UK & World News
Video Games And TV 'Make Children Depressed'
Children who spend too much time watching television or playing computer games could be at a higher risk of anxiety and depression, a major report has claimed.
A link between time spent in front of screens and lower levels of wellbeing amongst children is a major cause for concern, according to a study by Public Health England.
Higher levels of TV viewing are contributing to lower self-worth, lower self-esteem and lower levels of self-reported happiness.
The briefing paper is released as a new Change4Life campaign encourages families to use the back to school period to adopt healthier behaviours - one of which is reducing children's screen time.
Children who spend more time on computers and playing video games tend to experience higher levels of emotional distress, anxiety and depression, said Professor Kevin Fenton, Public Health England's Director of Health and Wellbeing.
"There are many complex factors that affect a child's wellbeing such as the wider environment they live in and their social, financial and family circumstances, but there are also some very simple things we can all do every day with our children to help improve their health and wellbeing.
"Our goal is to encourage families across England to sign up to Change4Life to make a healthy change to their new term-time routines, which will hopefully then become part of their everyday lives."

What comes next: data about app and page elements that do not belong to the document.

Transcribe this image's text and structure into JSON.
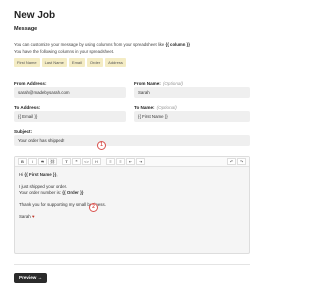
{
  "header": {
    "title": "New Job",
    "section": "Message"
  },
  "intro": {
    "line1_prefix": "You can customize your message by using columns from your spreadsheet like",
    "line1_token": "{{ column }}",
    "line2": "You have the following columns in your spreadsheet."
  },
  "columns": [
    "First Name",
    "Last Name",
    "Email",
    "Order",
    "Address"
  ],
  "from_address": {
    "label": "From Address:",
    "value": "sarah@madebysarah.com"
  },
  "from_name": {
    "label": "From Name:",
    "optional": "(Optional)",
    "value": "Sarah"
  },
  "to_address": {
    "label": "To Address:",
    "value": "{{ Email }}",
    "badge": "1"
  },
  "to_name": {
    "label": "To Name:",
    "optional": "(Optional)",
    "value": "{{ First Name }}"
  },
  "subject": {
    "label": "Subject:",
    "value": "Your order has shipped!"
  },
  "editor": {
    "toolbar": [
      "B",
      "I",
      "S",
      "⛓",
      "T",
      "❝",
      "<>",
      "H",
      "≡",
      "≡",
      "⇤",
      "⇥",
      "↶",
      "↷"
    ],
    "badge": "2",
    "lines": [
      "Hi {{ First Name }},",
      "",
      "I just shipped your order.",
      "Your order number is: {{ Order }}",
      "",
      "Thank you for supporting my small business.",
      "",
      "Sarah"
    ],
    "heart": "♥"
  },
  "actions": {
    "preview_label": "Preview →"
  }
}
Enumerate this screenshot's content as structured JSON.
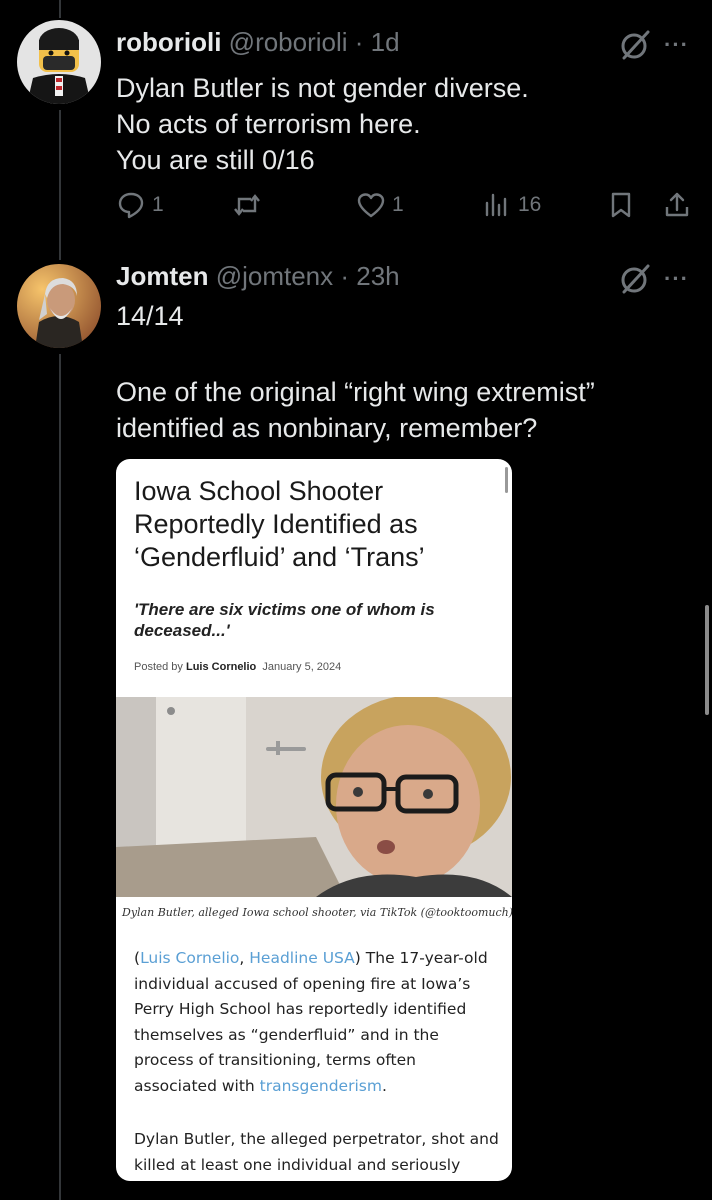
{
  "posts": [
    {
      "name": "roborioli",
      "handle": "@roborioli",
      "time": "1d",
      "text_lines": [
        "Dylan Butler is not gender diverse.",
        "No acts of terrorism here.",
        "You are still 0/16"
      ],
      "replies": "1",
      "reposts": "",
      "likes": "1",
      "views": "16"
    },
    {
      "name": "Jomten",
      "handle": "@jomtenx",
      "time": "23h",
      "text_lines": [
        "14/14",
        "",
        "One of the original “right wing extremist”",
        "identified as nonbinary, remember?"
      ]
    }
  ],
  "article": {
    "title": "Iowa School Shooter Reportedly Identified as ‘Genderfluid’ and ‘Trans’",
    "subtitle": "'There are six victims one of whom is deceased...'",
    "posted_prefix": "Posted by",
    "author": "Luis Cornelio",
    "date": "January 5, 2024",
    "caption": "Dylan Butler, alleged Iowa school shooter, via TikTok (@tooktoomuch)",
    "para1_open": "(",
    "para1_author_link": "Luis Cornelio",
    "para1_sep": ", ",
    "para1_outlet_link": "Headline USA",
    "para1_text": ") The 17-year-old individual accused of opening fire at Iowa’s Perry High School has reportedly identified themselves as “genderfluid” and in the process of transitioning, terms often associated with ",
    "para1_end_link": "transgenderism",
    "para1_end": ".",
    "para2": "Dylan Butler, the alleged perpetrator, shot and killed at least one individual and seriously"
  },
  "icons": {
    "reply": "reply-icon",
    "repost": "repost-icon",
    "like": "heart-icon",
    "views": "views-icon",
    "bookmark": "bookmark-icon",
    "share": "share-icon",
    "grok": "grok-icon",
    "more": "more-icon"
  },
  "colors": {
    "background": "#000000",
    "text": "#e7e9ea",
    "muted": "#71767b",
    "link": "#5a9fd4"
  }
}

The study reveals that children doing more physical activity are more likely to concentrate better in school, enjoy good relationships with classmates, and display lower levels of worry, anxiety and depression.
But some parents were sceptical about the report findings.
Jemma Murphy, a mother of two from Handforth, Cheshire, said she allows her children, Casper, aged four and Summer, three, to watch some television whilst encouraging other activities in the home and outside.
"My children don't watch television hour after hour but they do watch it sometimes because it's often the only time I can get things done around the house," she told Sky News.
"But we also have craft days and go to the park or for walks to get them out of the house. It's a balance."
Lil Caprani, Director of Communications, Policy and Campaigns, The Children's Society said: "When we asked children about their wellbeing as part of our Good Childhood Report, we found a strong association with being active and being happy.
"Things like cycling, swimming or playing football all had a clear relationship, but simple things like just going for walks were associated with higher wellbeing."